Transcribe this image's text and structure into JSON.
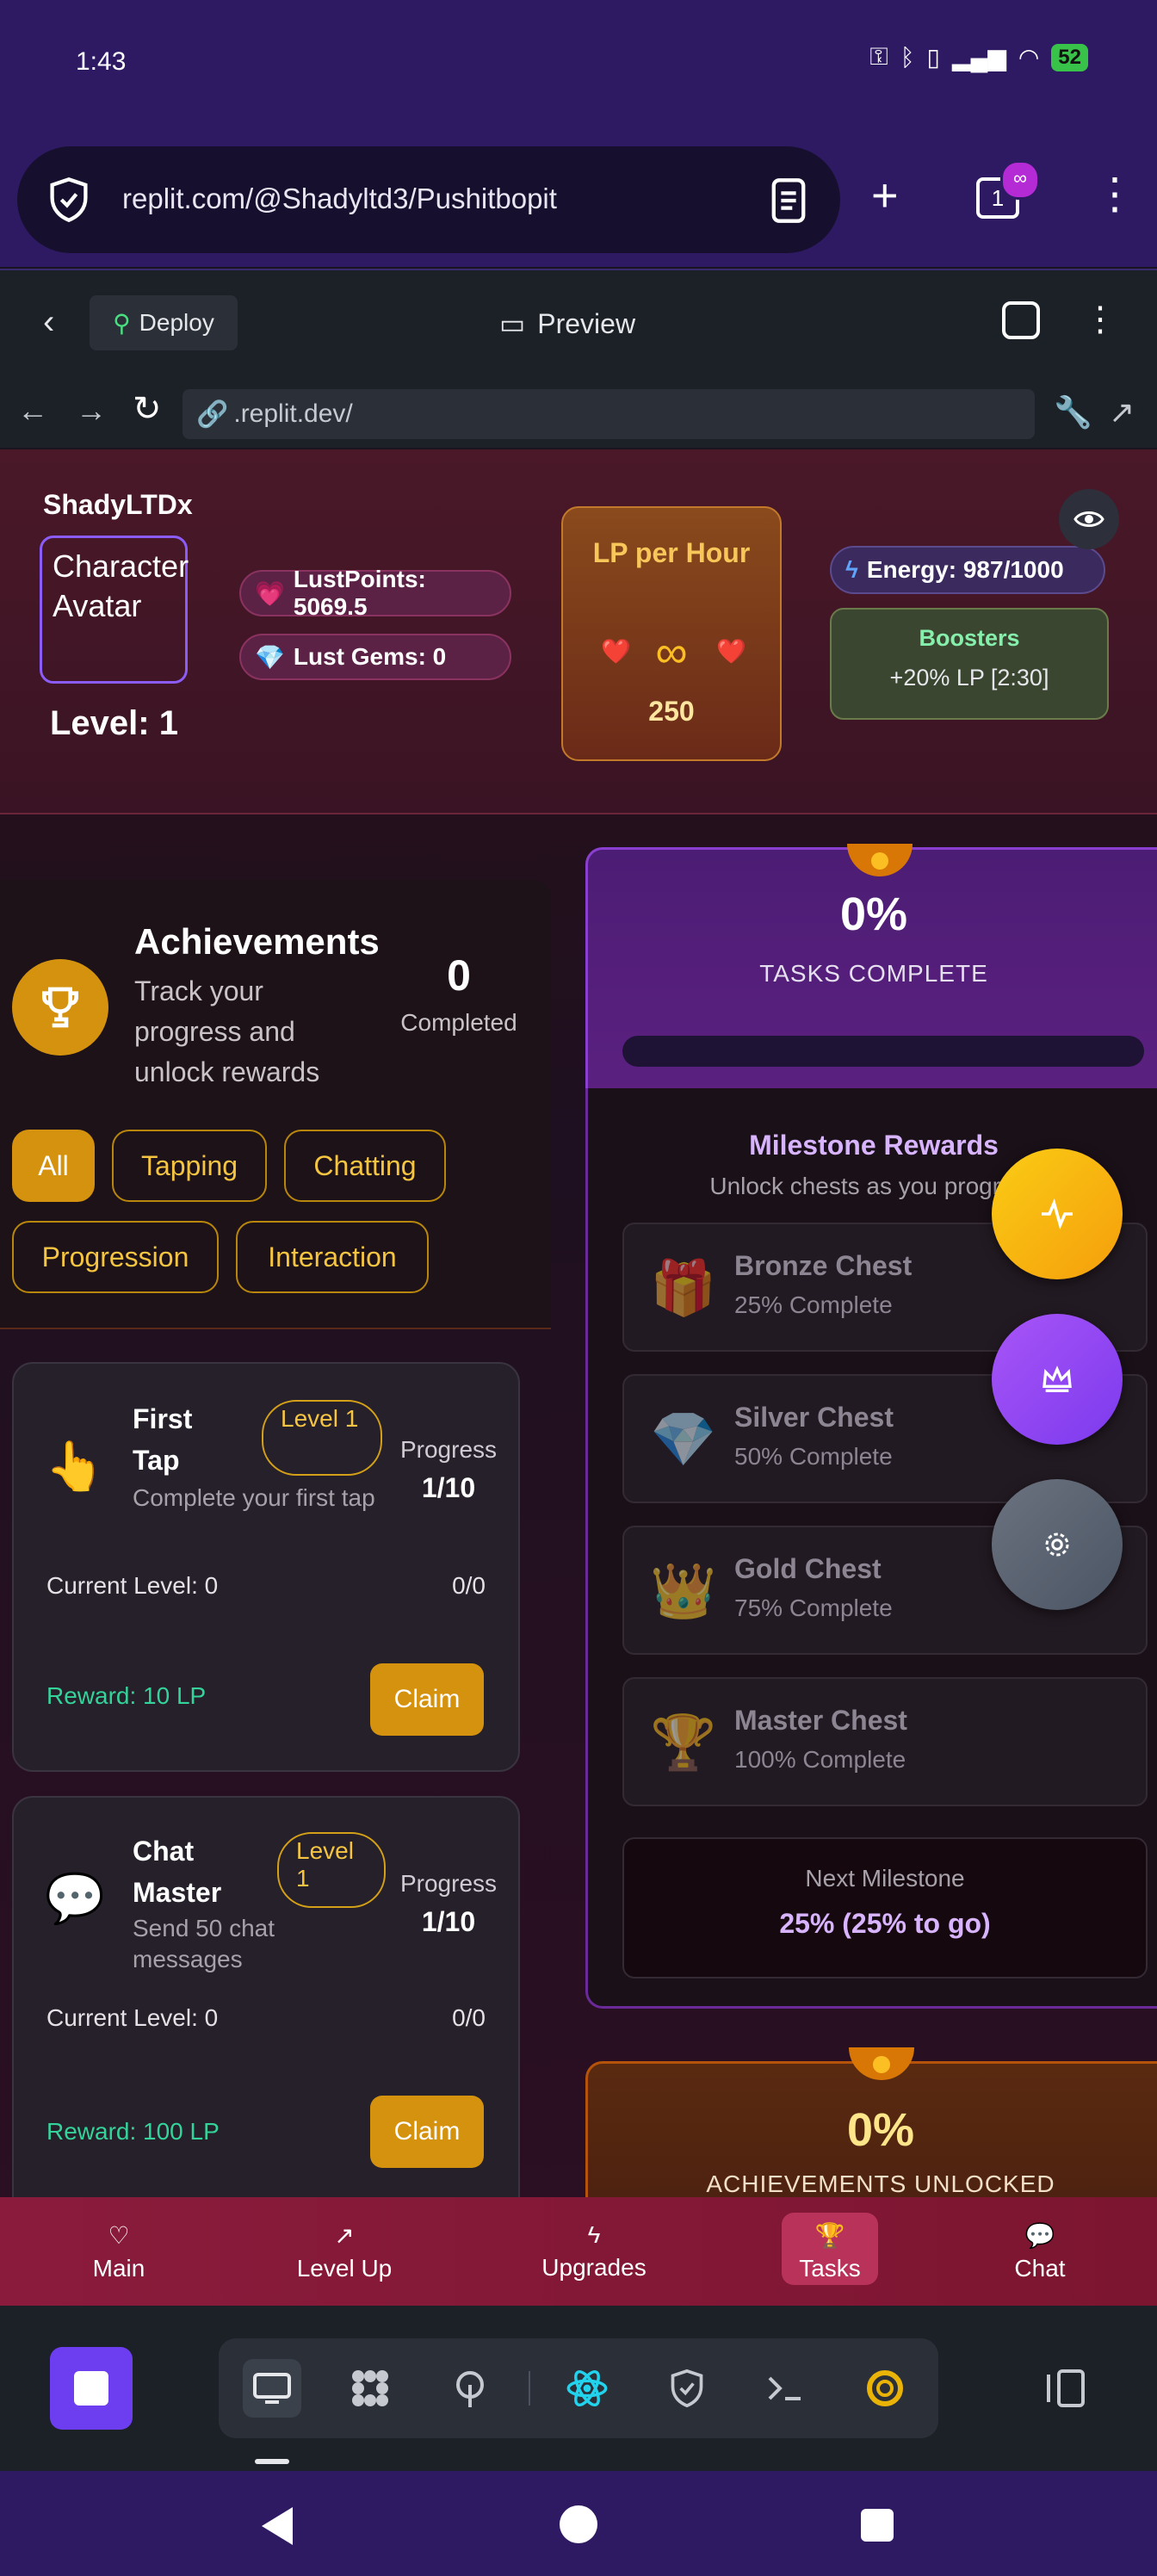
{
  "status_bar": {
    "time": "1:43",
    "battery": "52"
  },
  "browser": {
    "url": "replit.com/@Shadyltd3/Pushitbopit",
    "tab_count": "1",
    "new_tab": "+",
    "menu": "⋮"
  },
  "replit": {
    "deploy_label": "Deploy",
    "preview_label": "Preview",
    "address": ".replit.dev/"
  },
  "game": {
    "header": {
      "username": "ShadyLTDx",
      "avatar_text": "Character Avatar",
      "level": "Level: 1",
      "lust_points": "LustPoints: 5069.5",
      "lust_gems": "Lust Gems: 0",
      "lp_per_hour_title": "LP per Hour",
      "lp_per_hour_symbol": "∞",
      "lp_per_hour_value": "250",
      "energy": "Energy: 987/1000",
      "boosters_title": "Boosters",
      "boosters_value": "+20% LP [2:30]"
    },
    "achievements": {
      "title": "Achievements",
      "description": "Track your progress and unlock rewards",
      "completed_count": "0",
      "completed_label": "Completed",
      "filters": [
        "All",
        "Tapping",
        "Chatting",
        "Progression",
        "Interaction"
      ],
      "active_filter": "All",
      "cards": [
        {
          "icon": "👆",
          "title": "First Tap",
          "level": "Level 1",
          "description": "Complete your first tap",
          "progress_label": "Progress",
          "progress": "1/10",
          "current_level": "Current Level: 0",
          "ratio": "0/0",
          "reward": "Reward: 10 LP",
          "claim": "Claim"
        },
        {
          "icon": "💬",
          "title": "Chat Master",
          "level": "Level 1",
          "description": "Send 50 chat messages",
          "progress_label": "Progress",
          "progress": "1/10",
          "current_level": "Current Level: 0",
          "ratio": "0/0",
          "reward": "Reward: 100 LP",
          "claim": "Claim"
        }
      ]
    },
    "tasks": {
      "percent": "0%",
      "label": "TASKS COMPLETE",
      "progress_fraction": 0,
      "milestone_title": "Milestone Rewards",
      "milestone_subtitle": "Unlock chests as you progress",
      "chests": [
        {
          "icon": "🎁",
          "name": "Bronze Chest",
          "requirement": "25% Complete"
        },
        {
          "icon": "💎",
          "name": "Silver Chest",
          "requirement": "50% Complete"
        },
        {
          "icon": "👑",
          "name": "Gold Chest",
          "requirement": "75% Complete"
        },
        {
          "icon": "🏆",
          "name": "Master Chest",
          "requirement": "100% Complete"
        }
      ],
      "next_milestone_label": "Next Milestone",
      "next_milestone_value": "25% (25% to go)"
    },
    "achievements_unlocked": {
      "percent": "0%",
      "label": "ACHIEVEMENTS UNLOCKED"
    },
    "bottom_nav": [
      {
        "icon": "heart-icon",
        "label": "Main"
      },
      {
        "icon": "trending-up-icon",
        "label": "Level Up"
      },
      {
        "icon": "bolt-icon",
        "label": "Upgrades"
      },
      {
        "icon": "trophy-icon",
        "label": "Tasks"
      },
      {
        "icon": "chat-icon",
        "label": "Chat"
      }
    ],
    "active_nav": "Tasks"
  }
}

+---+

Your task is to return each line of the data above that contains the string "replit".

    "url": "replit.com/@Shadyltd3/Pushitbopit",
  "replit": {
    "address": ".replit.dev/"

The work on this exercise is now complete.